*** Opening PROVIDED DATA ***

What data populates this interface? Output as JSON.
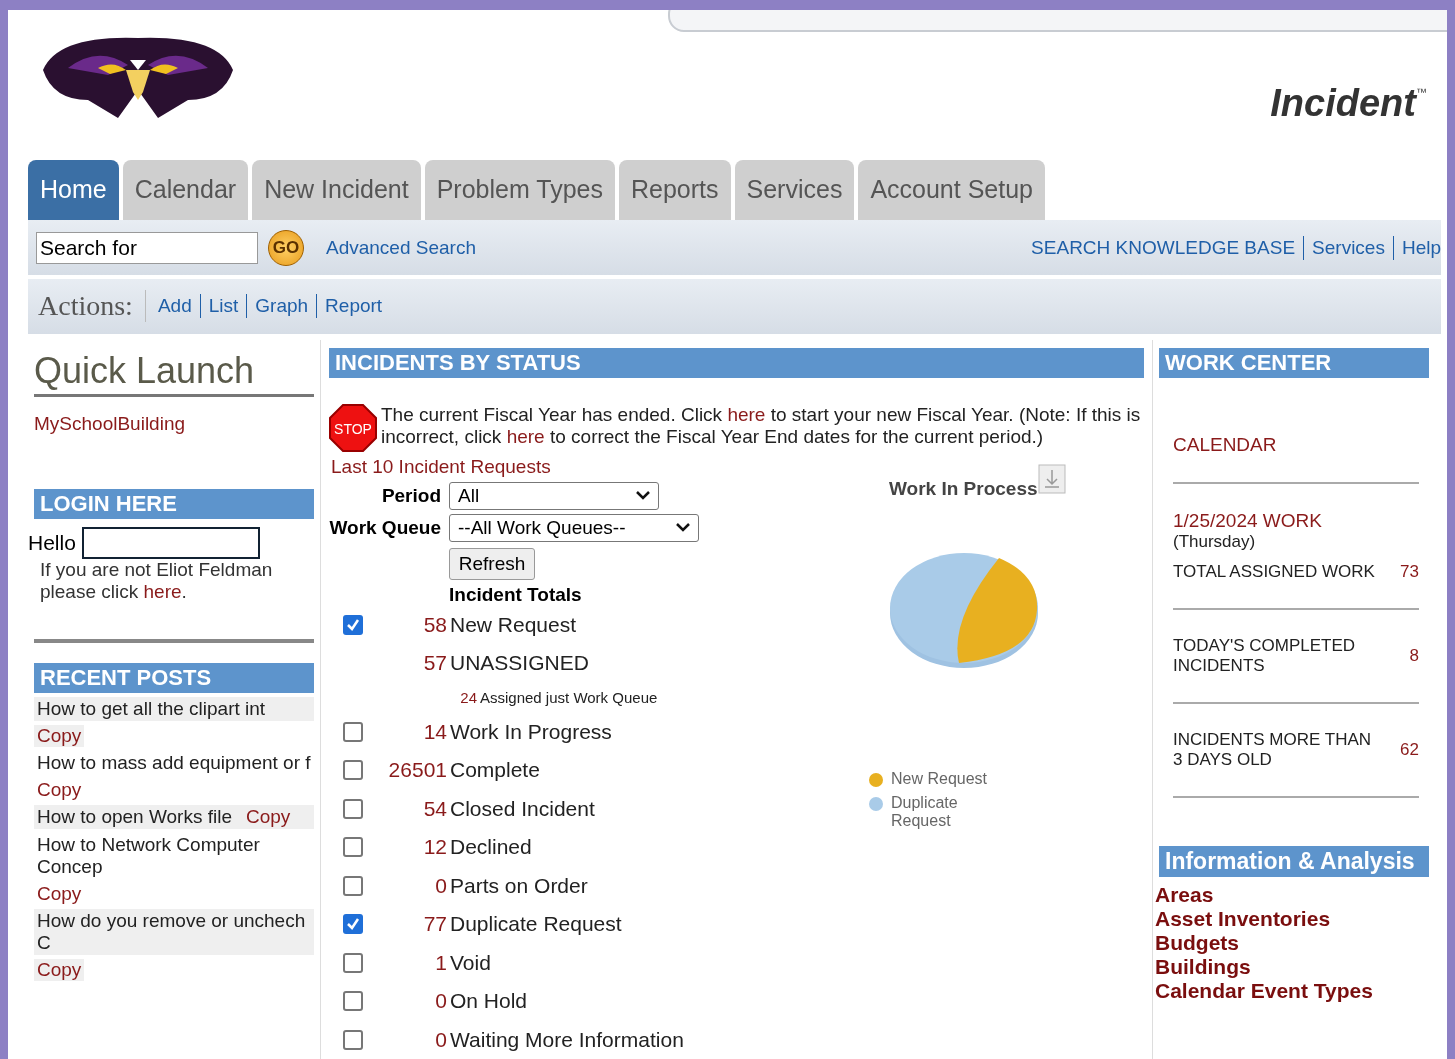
{
  "header": {
    "product": "Incident",
    "trademark": "™"
  },
  "tabs": [
    {
      "label": "Home",
      "selected": true
    },
    {
      "label": "Calendar",
      "selected": false
    },
    {
      "label": "New Incident",
      "selected": false
    },
    {
      "label": "Problem Types",
      "selected": false
    },
    {
      "label": "Reports",
      "selected": false
    },
    {
      "label": "Services",
      "selected": false
    },
    {
      "label": "Account Setup",
      "selected": false
    }
  ],
  "search": {
    "value": "Search for",
    "go": "GO",
    "advanced": "Advanced Search",
    "links": [
      "SEARCH KNOWLEDGE BASE",
      "Services",
      "Help"
    ]
  },
  "actions": {
    "label": "Actions:",
    "links": [
      "Add",
      "List",
      "Graph",
      "Report"
    ]
  },
  "quick_launch": {
    "title": "Quick Launch",
    "links": [
      "MySchoolBuilding"
    ]
  },
  "login": {
    "title": "LOGIN HERE",
    "hello": "Hello",
    "parts": [
      {
        "kind": "text",
        "text": "If you are not Eliot Feldman please click "
      },
      {
        "kind": "link",
        "text": "here"
      },
      {
        "kind": "text",
        "text": "."
      }
    ]
  },
  "recent_posts": {
    "title": "RECENT POSTS",
    "items": [
      {
        "title": "How to get all the clipart int",
        "copy": "Copy"
      },
      {
        "title": "How to mass add equipment or f",
        "copy": "Copy"
      },
      {
        "title": "How to open Works file",
        "copy": "Copy"
      },
      {
        "title": "How to Network Computer Concep",
        "copy": "Copy"
      },
      {
        "title": "How do you remove or unchech C",
        "copy": "Copy"
      }
    ]
  },
  "incidents": {
    "title": "INCIDENTS BY STATUS",
    "stop": "STOP",
    "notice": [
      {
        "kind": "text",
        "text": "The current Fiscal Year has ended. Click "
      },
      {
        "kind": "link",
        "text": "here"
      },
      {
        "kind": "text",
        "text": " to start your new Fiscal Year. (Note: If this is incorrect, click "
      },
      {
        "kind": "link",
        "text": "here"
      },
      {
        "kind": "text",
        "text": " to correct the Fiscal Year End dates for the current period.)"
      }
    ],
    "last_link": "Last 10 Incident Requests",
    "period": {
      "label": "Period",
      "value": "All"
    },
    "work_queue": {
      "label": "Work Queue",
      "value": "--All Work Queues--"
    },
    "refresh": "Refresh",
    "totals_title": "Incident Totals",
    "rows": [
      {
        "kind": "check",
        "checked": true,
        "count": "58",
        "label": "New Request"
      },
      {
        "kind": "plain",
        "count": "57",
        "label": "UNASSIGNED"
      },
      {
        "kind": "sub",
        "count": "24",
        "label": "Assigned just Work Queue"
      },
      {
        "kind": "check",
        "checked": false,
        "count": "14",
        "label": "Work In Progress"
      },
      {
        "kind": "check",
        "checked": false,
        "count": "26501",
        "label": "Complete"
      },
      {
        "kind": "check",
        "checked": false,
        "count": "54",
        "label": "Closed Incident"
      },
      {
        "kind": "check",
        "checked": false,
        "count": "12",
        "label": "Declined"
      },
      {
        "kind": "check",
        "checked": false,
        "count": "0",
        "label": "Parts on Order"
      },
      {
        "kind": "check",
        "checked": true,
        "count": "77",
        "label": "Duplicate Request"
      },
      {
        "kind": "check",
        "checked": false,
        "count": "1",
        "label": "Void"
      },
      {
        "kind": "check",
        "checked": false,
        "count": "0",
        "label": "On Hold"
      },
      {
        "kind": "check",
        "checked": false,
        "count": "0",
        "label": "Waiting More Information"
      }
    ],
    "chart": {
      "title": "Work In Process",
      "legend": [
        {
          "label": "New Request",
          "color": "#e8b020"
        },
        {
          "label": "Duplicate Request",
          "color": "#a9cbe8"
        }
      ]
    }
  },
  "work_center": {
    "title": "WORK CENTER",
    "calendar": "CALENDAR",
    "date": "1/25/2024 WORK",
    "day": "(Thursday)",
    "stats": [
      {
        "label": "TOTAL ASSIGNED WORK",
        "value": "73"
      },
      {
        "label": "TODAY'S COMPLETED INCIDENTS",
        "value": "8"
      },
      {
        "label": "INCIDENTS MORE THAN 3 DAYS OLD",
        "value": "62"
      }
    ]
  },
  "info": {
    "title": "Information & Analysis",
    "links": [
      "Areas",
      "Asset Inventories",
      "Budgets",
      "Buildings",
      "Calendar Event Types"
    ]
  }
}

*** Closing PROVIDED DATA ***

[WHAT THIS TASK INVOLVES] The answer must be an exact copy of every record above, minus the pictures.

[EXPECTED ANSWER]
What data populates this interface? Output as JSON.
{
  "header": {
    "product": "Incident",
    "trademark": "™"
  },
  "tabs": [
    {
      "label": "Home",
      "selected": true
    },
    {
      "label": "Calendar",
      "selected": false
    },
    {
      "label": "New Incident",
      "selected": false
    },
    {
      "label": "Problem Types",
      "selected": false
    },
    {
      "label": "Reports",
      "selected": false
    },
    {
      "label": "Services",
      "selected": false
    },
    {
      "label": "Account Setup",
      "selected": false
    }
  ],
  "search": {
    "value": "Search for",
    "go": "GO",
    "advanced": "Advanced Search",
    "links": [
      "SEARCH KNOWLEDGE BASE",
      "Services",
      "Help"
    ]
  },
  "actions": {
    "label": "Actions:",
    "links": [
      "Add",
      "List",
      "Graph",
      "Report"
    ]
  },
  "quick_launch": {
    "title": "Quick Launch",
    "links": [
      "MySchoolBuilding"
    ]
  },
  "login": {
    "title": "LOGIN HERE",
    "hello": "Hello",
    "parts": [
      {
        "kind": "text",
        "text": "If you are not Eliot Feldman please click "
      },
      {
        "kind": "link",
        "text": "here"
      },
      {
        "kind": "text",
        "text": "."
      }
    ]
  },
  "recent_posts": {
    "title": "RECENT POSTS",
    "items": [
      {
        "title": "How to get all the clipart int",
        "copy": "Copy"
      },
      {
        "title": "How to mass add equipment or f",
        "copy": "Copy"
      },
      {
        "title": "How to open Works file",
        "copy": "Copy"
      },
      {
        "title": "How to Network Computer Concep",
        "copy": "Copy"
      },
      {
        "title": "How do you remove or unchech C",
        "copy": "Copy"
      }
    ]
  },
  "incidents": {
    "title": "INCIDENTS BY STATUS",
    "stop": "STOP",
    "notice": [
      {
        "kind": "text",
        "text": "The current Fiscal Year has ended. Click "
      },
      {
        "kind": "link",
        "text": "here"
      },
      {
        "kind": "text",
        "text": " to start your new Fiscal Year. (Note: If this is incorrect, click "
      },
      {
        "kind": "link",
        "text": "here"
      },
      {
        "kind": "text",
        "text": " to correct the Fiscal Year End dates for the current period.)"
      }
    ],
    "last_link": "Last 10 Incident Requests",
    "period": {
      "label": "Period",
      "value": "All"
    },
    "work_queue": {
      "label": "Work Queue",
      "value": "--All Work Queues--"
    },
    "refresh": "Refresh",
    "totals_title": "Incident Totals",
    "rows": [
      {
        "kind": "check",
        "checked": true,
        "count": "58",
        "label": "New Request"
      },
      {
        "kind": "plain",
        "count": "57",
        "label": "UNASSIGNED"
      },
      {
        "kind": "sub",
        "count": "24",
        "label": "Assigned just Work Queue"
      },
      {
        "kind": "check",
        "checked": false,
        "count": "14",
        "label": "Work In Progress"
      },
      {
        "kind": "check",
        "checked": false,
        "count": "26501",
        "label": "Complete"
      },
      {
        "kind": "check",
        "checked": false,
        "count": "54",
        "label": "Closed Incident"
      },
      {
        "kind": "check",
        "checked": false,
        "count": "12",
        "label": "Declined"
      },
      {
        "kind": "check",
        "checked": false,
        "count": "0",
        "label": "Parts on Order"
      },
      {
        "kind": "check",
        "checked": true,
        "count": "77",
        "label": "Duplicate Request"
      },
      {
        "kind": "check",
        "checked": false,
        "count": "1",
        "label": "Void"
      },
      {
        "kind": "check",
        "checked": false,
        "count": "0",
        "label": "On Hold"
      },
      {
        "kind": "check",
        "checked": false,
        "count": "0",
        "label": "Waiting More Information"
      }
    ],
    "chart": {
      "title": "Work In Process",
      "legend": [
        {
          "label": "New Request",
          "color": "#e8b020"
        },
        {
          "label": "Duplicate Request",
          "color": "#a9cbe8"
        }
      ]
    }
  },
  "work_center": {
    "title": "WORK CENTER",
    "calendar": "CALENDAR",
    "date": "1/25/2024 WORK",
    "day": "(Thursday)",
    "stats": [
      {
        "label": "TOTAL ASSIGNED WORK",
        "value": "73"
      },
      {
        "label": "TODAY'S COMPLETED INCIDENTS",
        "value": "8"
      },
      {
        "label": "INCIDENTS MORE THAN 3 DAYS OLD",
        "value": "62"
      }
    ]
  },
  "info": {
    "title": "Information & Analysis",
    "links": [
      "Areas",
      "Asset Inventories",
      "Budgets",
      "Buildings",
      "Calendar Event Types"
    ]
  }
}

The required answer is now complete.